**EXERCISE:** For the entries below, report the number of lines containing "icon", without any other content.

--- RECORDS SHOWN Enclosed Below ---

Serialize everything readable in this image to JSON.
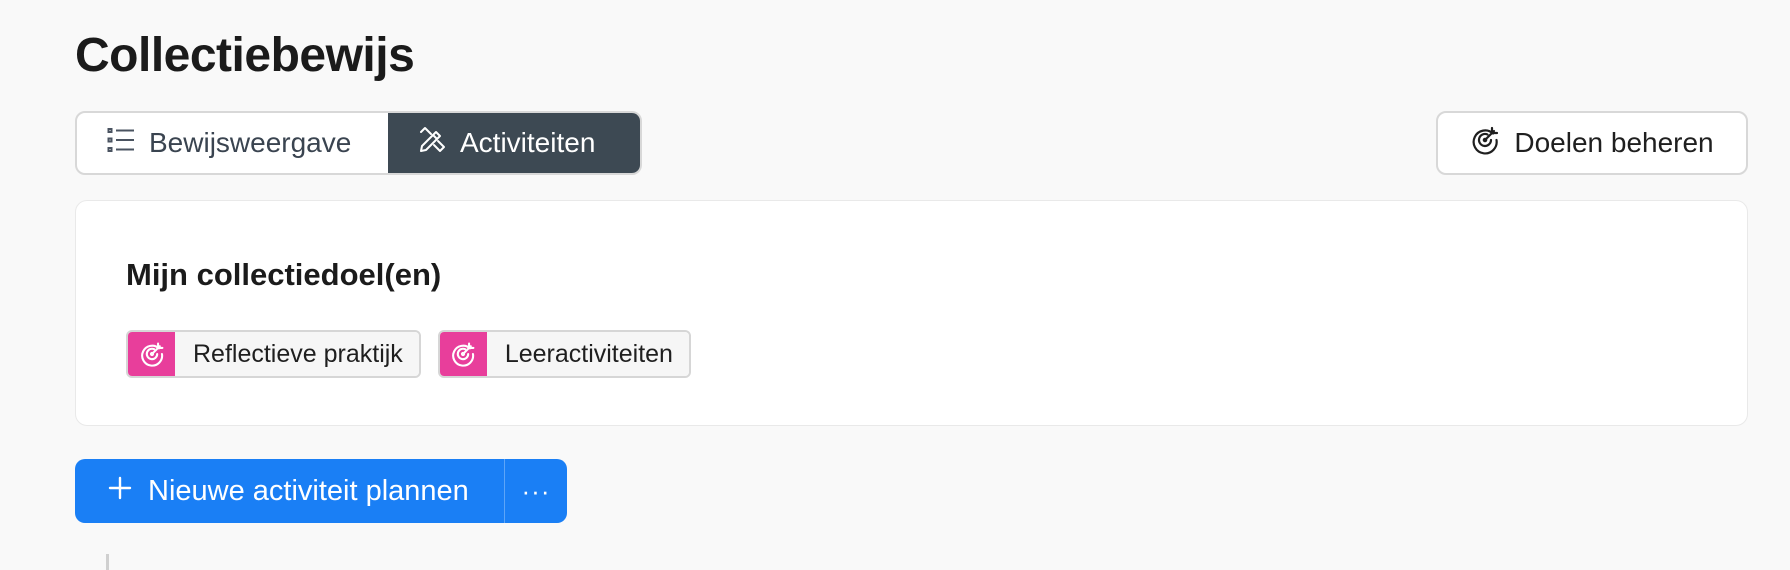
{
  "page": {
    "title": "Collectiebewijs"
  },
  "view_toggle": {
    "items": [
      {
        "label": "Bewijsweergave",
        "icon": "list-icon",
        "active": false
      },
      {
        "label": "Activiteiten",
        "icon": "tools-icon",
        "active": true
      }
    ]
  },
  "toolbar": {
    "manage_goals_label": "Doelen beheren",
    "manage_goals_icon": "target-icon"
  },
  "goals_card": {
    "title": "Mijn collectiedoel(en)",
    "goals": [
      {
        "label": "Reflectieve praktijk",
        "icon": "target-icon"
      },
      {
        "label": "Leeractiviteiten",
        "icon": "target-icon"
      }
    ],
    "accent_color": "#e83e9b"
  },
  "actions": {
    "new_activity_label": "Nieuwe activiteit plannen",
    "more_label": "···",
    "primary_color": "#1a7ff5"
  }
}
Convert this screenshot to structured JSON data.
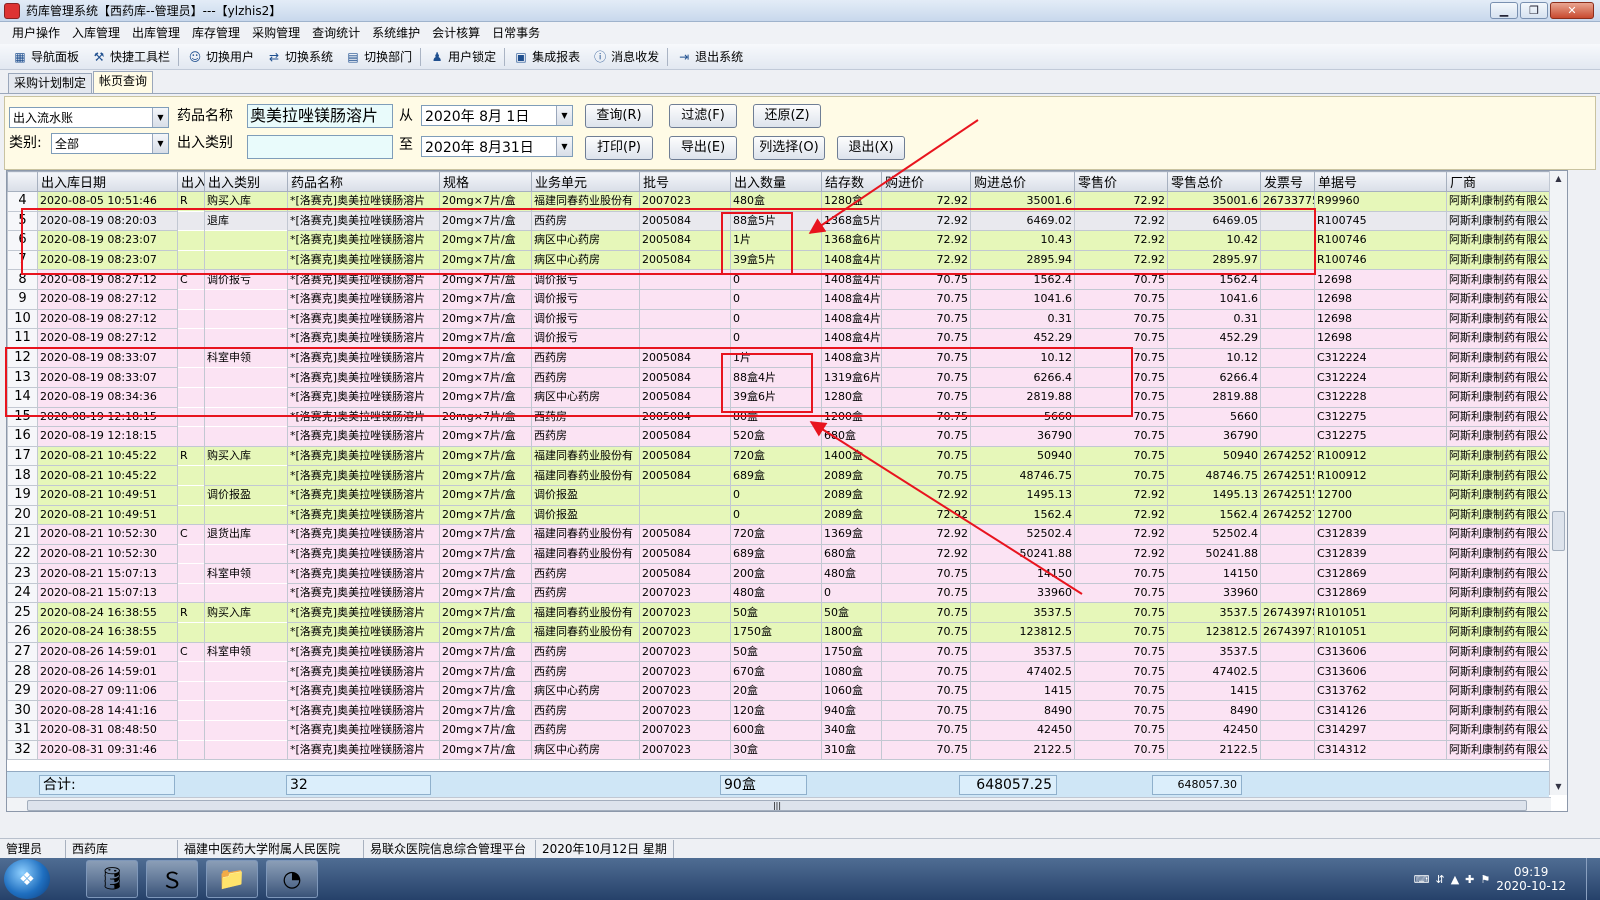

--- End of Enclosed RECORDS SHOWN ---

**TASK OUTPUT:** 5